- EXERCISE -
In full and without alteration, write out the records.

- RECORDS FOR THE EXERCISE -
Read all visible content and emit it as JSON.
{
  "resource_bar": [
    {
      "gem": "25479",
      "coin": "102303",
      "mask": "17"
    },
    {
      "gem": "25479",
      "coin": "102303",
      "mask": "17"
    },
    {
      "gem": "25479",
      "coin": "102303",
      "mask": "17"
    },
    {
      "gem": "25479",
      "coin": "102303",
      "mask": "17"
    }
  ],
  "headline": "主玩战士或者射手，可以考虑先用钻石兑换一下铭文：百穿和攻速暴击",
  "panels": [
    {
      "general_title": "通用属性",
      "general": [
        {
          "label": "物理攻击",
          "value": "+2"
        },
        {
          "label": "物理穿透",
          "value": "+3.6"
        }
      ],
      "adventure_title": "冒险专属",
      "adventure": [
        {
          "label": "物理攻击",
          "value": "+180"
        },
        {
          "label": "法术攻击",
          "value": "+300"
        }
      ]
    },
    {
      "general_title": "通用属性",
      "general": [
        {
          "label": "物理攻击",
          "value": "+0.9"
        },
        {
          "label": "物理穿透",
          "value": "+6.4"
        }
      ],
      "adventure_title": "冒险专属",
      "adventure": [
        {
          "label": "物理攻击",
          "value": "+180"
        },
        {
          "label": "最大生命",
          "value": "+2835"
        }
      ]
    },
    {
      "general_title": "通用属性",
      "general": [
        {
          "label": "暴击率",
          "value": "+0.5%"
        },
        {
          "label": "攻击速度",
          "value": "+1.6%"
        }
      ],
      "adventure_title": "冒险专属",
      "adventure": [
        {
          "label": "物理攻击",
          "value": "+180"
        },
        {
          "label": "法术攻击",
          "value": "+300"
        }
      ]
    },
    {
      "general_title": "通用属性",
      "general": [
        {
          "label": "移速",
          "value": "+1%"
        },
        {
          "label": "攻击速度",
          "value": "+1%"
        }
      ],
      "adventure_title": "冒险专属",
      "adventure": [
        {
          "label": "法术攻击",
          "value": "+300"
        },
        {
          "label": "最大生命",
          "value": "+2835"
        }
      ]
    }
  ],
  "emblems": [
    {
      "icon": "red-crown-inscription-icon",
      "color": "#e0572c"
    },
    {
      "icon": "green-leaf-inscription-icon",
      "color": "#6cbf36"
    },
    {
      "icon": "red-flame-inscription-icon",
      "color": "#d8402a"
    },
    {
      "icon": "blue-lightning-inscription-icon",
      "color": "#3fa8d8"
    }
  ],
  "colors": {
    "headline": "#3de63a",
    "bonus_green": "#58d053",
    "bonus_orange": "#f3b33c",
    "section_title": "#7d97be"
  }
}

- SOLUTION TO THIS PROBLEM -
Read all visible content and emit it as JSON.
{
  "resource_bar": [
    {
      "gem": "25479",
      "coin": "102303",
      "mask": "17"
    },
    {
      "gem": "25479",
      "coin": "102303",
      "mask": "17"
    },
    {
      "gem": "25479",
      "coin": "102303",
      "mask": "17"
    },
    {
      "gem": "25479",
      "coin": "102303",
      "mask": "17"
    }
  ],
  "headline": "主玩战士或者射手，可以考虑先用钻石兑换一下铭文：百穿和攻速暴击",
  "panels": [
    {
      "general_title": "通用属性",
      "general": [
        {
          "label": "物理攻击",
          "value": "+2"
        },
        {
          "label": "物理穿透",
          "value": "+3.6"
        }
      ],
      "adventure_title": "冒险专属",
      "adventure": [
        {
          "label": "物理攻击",
          "value": "+180"
        },
        {
          "label": "法术攻击",
          "value": "+300"
        }
      ]
    },
    {
      "general_title": "通用属性",
      "general": [
        {
          "label": "物理攻击",
          "value": "+0.9"
        },
        {
          "label": "物理穿透",
          "value": "+6.4"
        }
      ],
      "adventure_title": "冒险专属",
      "adventure": [
        {
          "label": "物理攻击",
          "value": "+180"
        },
        {
          "label": "最大生命",
          "value": "+2835"
        }
      ]
    },
    {
      "general_title": "通用属性",
      "general": [
        {
          "label": "暴击率",
          "value": "+0.5%"
        },
        {
          "label": "攻击速度",
          "value": "+1.6%"
        }
      ],
      "adventure_title": "冒险专属",
      "adventure": [
        {
          "label": "物理攻击",
          "value": "+180"
        },
        {
          "label": "法术攻击",
          "value": "+300"
        }
      ]
    },
    {
      "general_title": "通用属性",
      "general": [
        {
          "label": "移速",
          "value": "+1%"
        },
        {
          "label": "攻击速度",
          "value": "+1%"
        }
      ],
      "adventure_title": "冒险专属",
      "adventure": [
        {
          "label": "法术攻击",
          "value": "+300"
        },
        {
          "label": "最大生命",
          "value": "+2835"
        }
      ]
    }
  ],
  "emblems": [
    {
      "icon": "red-crown-inscription-icon",
      "color": "#e0572c"
    },
    {
      "icon": "green-leaf-inscription-icon",
      "color": "#6cbf36"
    },
    {
      "icon": "red-flame-inscription-icon",
      "color": "#d8402a"
    },
    {
      "icon": "blue-lightning-inscription-icon",
      "color": "#3fa8d8"
    }
  ],
  "colors": {
    "headline": "#3de63a",
    "bonus_green": "#58d053",
    "bonus_orange": "#f3b33c",
    "section_title": "#7d97be"
  }
}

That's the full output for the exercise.